Xu, Y., Ji, Y., Lan, X., Gao, X., Chen, H., & Geng, L. (2017). miR‑203 contributes to IL‑17‑induced VEGF secretion by targeting SOCS3 in keratinocytes.

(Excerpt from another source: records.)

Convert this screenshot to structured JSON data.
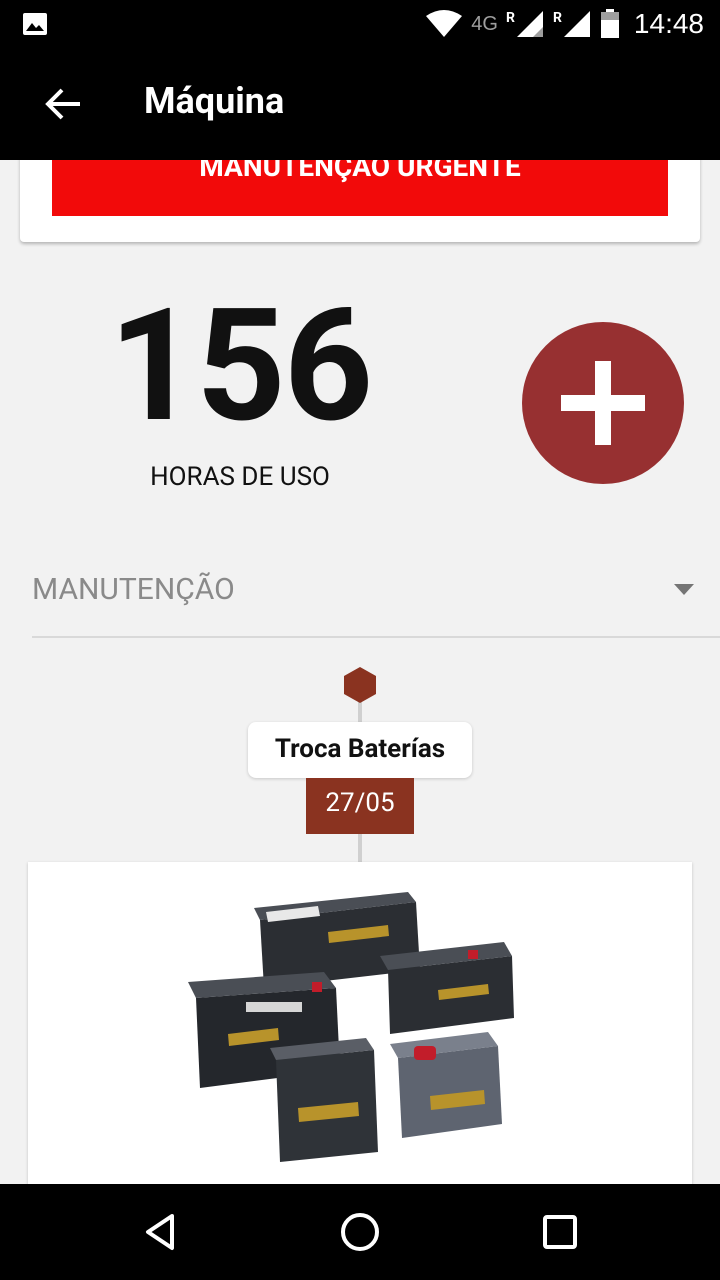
{
  "status_bar": {
    "network": "4G",
    "roaming_1": "R",
    "roaming_2": "R",
    "time": "14:48"
  },
  "app_bar": {
    "title": "Máquina"
  },
  "banner": {
    "label": "MANUTENÇÃO URGENTE",
    "color": "#f20a0a"
  },
  "hours": {
    "value": "156",
    "label": "HORAS DE USO"
  },
  "add_button": {
    "icon": "plus-icon",
    "color": "#973031"
  },
  "filter": {
    "selected": "MANUTENÇÃO"
  },
  "timeline": {
    "events": [
      {
        "title": "Troca Baterías",
        "date": "27/05",
        "image": "batteries-photo"
      }
    ],
    "accent": "#8a3320"
  },
  "nav_bar": {
    "icons": [
      "back-triangle-icon",
      "home-circle-icon",
      "recents-square-icon"
    ]
  }
}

Molecular Medicine Reports, 16, 8989-8996. https://doi.org/10.3892/mmr.2017.7759
MLA
Xu, Y., Ji, Y., Lan, X., Gao, X., Chen, H., Geng, L."miR‑203 contributes to IL‑17‑induced VEGF secretion by targeting SOCS3 in keratinocytes". Molecular Medicine Reports 16.6 (2017): 8989-8996.
Chicago
Xu, Y., Ji, Y., Lan, X., Gao, X., Chen, H., Geng, L."miR‑203 contributes to IL‑17‑induced VEGF secretion by targeting SOCS3 in keratinocytes". Molecular Medicine Reports 16, no. 6 (2017): 8989-8996. https://doi.org/10.3892/mmr.2017.7759